Vogt-Koyanagi-Harada (VKH) disease, a rare autoimmune disorder that affects multiple systems in the body, has been found to have an association with COVID-19 infection and vaccination. Researchers from Sapienza University of Rome have provided an overview of VKH disease and its connection to COVID-19. They found no significant differences in the epidemiology and clinical findings of VKH disease in the COVID era compared to before. All patients in the study responded well to corticosteroid therapy, and the final visual prognosis was good. However, it is important for ophthalmologists to be aware of the possibility of VKH disease occurring or recurring after COVID-19 vaccination, particularly in genetically susceptible individuals.

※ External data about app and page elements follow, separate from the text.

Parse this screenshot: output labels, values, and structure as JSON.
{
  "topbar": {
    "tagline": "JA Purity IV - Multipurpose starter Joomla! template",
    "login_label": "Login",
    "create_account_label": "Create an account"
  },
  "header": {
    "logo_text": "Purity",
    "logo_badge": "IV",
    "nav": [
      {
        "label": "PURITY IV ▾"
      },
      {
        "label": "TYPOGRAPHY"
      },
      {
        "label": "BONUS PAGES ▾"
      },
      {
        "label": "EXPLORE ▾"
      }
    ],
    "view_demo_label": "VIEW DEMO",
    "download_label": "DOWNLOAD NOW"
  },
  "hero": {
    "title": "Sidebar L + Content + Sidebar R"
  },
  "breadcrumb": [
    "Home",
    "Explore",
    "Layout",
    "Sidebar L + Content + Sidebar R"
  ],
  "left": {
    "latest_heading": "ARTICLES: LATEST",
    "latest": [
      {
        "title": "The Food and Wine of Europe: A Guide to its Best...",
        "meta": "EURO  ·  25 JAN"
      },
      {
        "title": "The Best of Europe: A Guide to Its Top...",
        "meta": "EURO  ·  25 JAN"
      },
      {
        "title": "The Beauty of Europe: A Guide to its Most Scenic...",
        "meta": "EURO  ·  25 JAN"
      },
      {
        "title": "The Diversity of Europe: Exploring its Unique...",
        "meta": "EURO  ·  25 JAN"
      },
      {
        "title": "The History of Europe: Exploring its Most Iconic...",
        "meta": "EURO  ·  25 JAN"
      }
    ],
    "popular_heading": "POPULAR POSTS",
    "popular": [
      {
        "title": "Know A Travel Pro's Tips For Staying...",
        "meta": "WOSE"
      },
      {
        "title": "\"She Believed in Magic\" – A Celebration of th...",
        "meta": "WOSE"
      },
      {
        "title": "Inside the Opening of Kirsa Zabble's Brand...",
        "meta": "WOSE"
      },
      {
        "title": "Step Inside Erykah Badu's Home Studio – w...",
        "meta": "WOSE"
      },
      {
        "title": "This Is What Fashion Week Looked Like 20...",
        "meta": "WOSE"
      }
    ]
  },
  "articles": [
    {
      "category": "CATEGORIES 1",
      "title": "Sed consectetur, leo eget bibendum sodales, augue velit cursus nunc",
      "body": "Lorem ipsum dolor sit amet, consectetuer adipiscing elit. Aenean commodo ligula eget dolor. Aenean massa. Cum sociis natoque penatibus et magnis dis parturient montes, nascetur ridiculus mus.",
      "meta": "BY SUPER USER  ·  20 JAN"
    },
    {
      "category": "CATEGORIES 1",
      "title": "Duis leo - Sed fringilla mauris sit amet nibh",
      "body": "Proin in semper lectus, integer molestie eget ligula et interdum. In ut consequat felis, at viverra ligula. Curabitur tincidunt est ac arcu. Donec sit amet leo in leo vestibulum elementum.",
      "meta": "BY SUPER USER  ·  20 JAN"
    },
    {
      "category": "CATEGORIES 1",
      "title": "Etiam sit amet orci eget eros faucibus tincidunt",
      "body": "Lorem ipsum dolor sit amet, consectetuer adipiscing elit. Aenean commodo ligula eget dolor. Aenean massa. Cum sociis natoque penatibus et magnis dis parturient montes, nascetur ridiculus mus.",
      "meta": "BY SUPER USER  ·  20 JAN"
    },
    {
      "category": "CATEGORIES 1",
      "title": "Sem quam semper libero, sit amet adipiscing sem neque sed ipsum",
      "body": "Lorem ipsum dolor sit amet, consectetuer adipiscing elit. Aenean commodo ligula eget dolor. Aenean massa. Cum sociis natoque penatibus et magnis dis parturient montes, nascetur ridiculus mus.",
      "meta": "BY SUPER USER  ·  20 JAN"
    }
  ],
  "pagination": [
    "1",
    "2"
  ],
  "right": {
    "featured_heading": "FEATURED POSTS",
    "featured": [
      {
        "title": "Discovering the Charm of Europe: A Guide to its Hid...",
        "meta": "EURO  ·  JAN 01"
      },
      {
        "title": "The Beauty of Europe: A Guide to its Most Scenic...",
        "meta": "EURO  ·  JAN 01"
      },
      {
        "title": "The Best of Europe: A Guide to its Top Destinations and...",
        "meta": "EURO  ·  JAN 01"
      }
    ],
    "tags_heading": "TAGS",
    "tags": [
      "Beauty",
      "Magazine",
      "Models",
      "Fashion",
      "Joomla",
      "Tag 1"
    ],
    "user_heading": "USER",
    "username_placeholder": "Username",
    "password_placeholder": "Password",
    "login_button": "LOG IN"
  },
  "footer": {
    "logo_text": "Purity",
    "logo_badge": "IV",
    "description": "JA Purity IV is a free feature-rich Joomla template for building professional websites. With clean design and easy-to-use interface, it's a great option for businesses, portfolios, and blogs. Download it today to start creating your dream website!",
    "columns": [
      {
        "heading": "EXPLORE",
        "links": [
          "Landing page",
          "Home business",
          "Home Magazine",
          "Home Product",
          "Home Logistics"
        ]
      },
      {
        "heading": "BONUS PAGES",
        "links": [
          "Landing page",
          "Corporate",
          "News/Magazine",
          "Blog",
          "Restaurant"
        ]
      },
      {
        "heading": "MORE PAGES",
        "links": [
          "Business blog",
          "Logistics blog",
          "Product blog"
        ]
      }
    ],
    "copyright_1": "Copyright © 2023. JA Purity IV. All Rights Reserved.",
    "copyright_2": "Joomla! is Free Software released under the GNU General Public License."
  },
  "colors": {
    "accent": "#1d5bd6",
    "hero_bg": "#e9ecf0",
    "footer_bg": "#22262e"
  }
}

COVID-19, caused by the SARS-CoV-2 virus, is known to have a spike protein that binds to the ACE-2 receptor, facilitating its entry into host cells. Cases of VKH disease have been reported after COVID-19 infection, suggesting that the virus may act as a trigger. The time between COVID-19 infection and the onset of VKH symptoms was found to be around 17.5 to 19.75 days. The majority of patients in the study were women, and all received oral steroids as treatment.
The association between vaccines and VKH disease has been reported with various types of vaccines, including hepatitis B, influenza, yellow fever, and tuberculosis vaccines. It is believed that the administration of adjuvants in genetically susceptible individuals may play a role in the development of VKH disease after vaccination. The presence of the HLA-DR4 antigen, a genetic factor, has been linked to the onset or recurrence of VKH disease after COVID-19 infection and vaccination.
VKH disease is characterized by the autoimmune targeting and destruction of melanocytes, leading to inflammation in various parts of the body. It is commonly reported as a uveitic entity after COVID-19 vaccination. In addition to viral infections, an association between VKH disease and microbial infections has also been observed. Molecular mimicry, where a vaccine component shares antigenic features with host cells, may explain the link between VKH disease and COVID-19 infection/vaccination.
VKH disease is a complex autoimmune disorder that primarily affects the eyes but can also involve other systems in the body. It is more prevalent in pigmented races and women. The disease has distinct clinical stages, including prodromal, acute uveitic, chronic, and chronic recurrent stages. It can also affect the integumentary, central nervous, and auditory systems. Diagnosis is based on a combination of clinical features and findings from systemic or ocular examinations. High-dose corticosteroid therapy is the main treatment choice, and early initiation is crucial for better outcomes.
VKH disease is a complex autoimmune disorder that necessitates prompt diagnosis and treatment. The association between VKH disease and COVID-19 infection/vaccination emphasizes the need for further research to better understand the triggers and pathogenesis of the disease. Ophthalmologists should be mindful of the potential occurrence or recurrence of VKH disease after COVID-19 vaccination, especially in individuals with genetic susceptibility.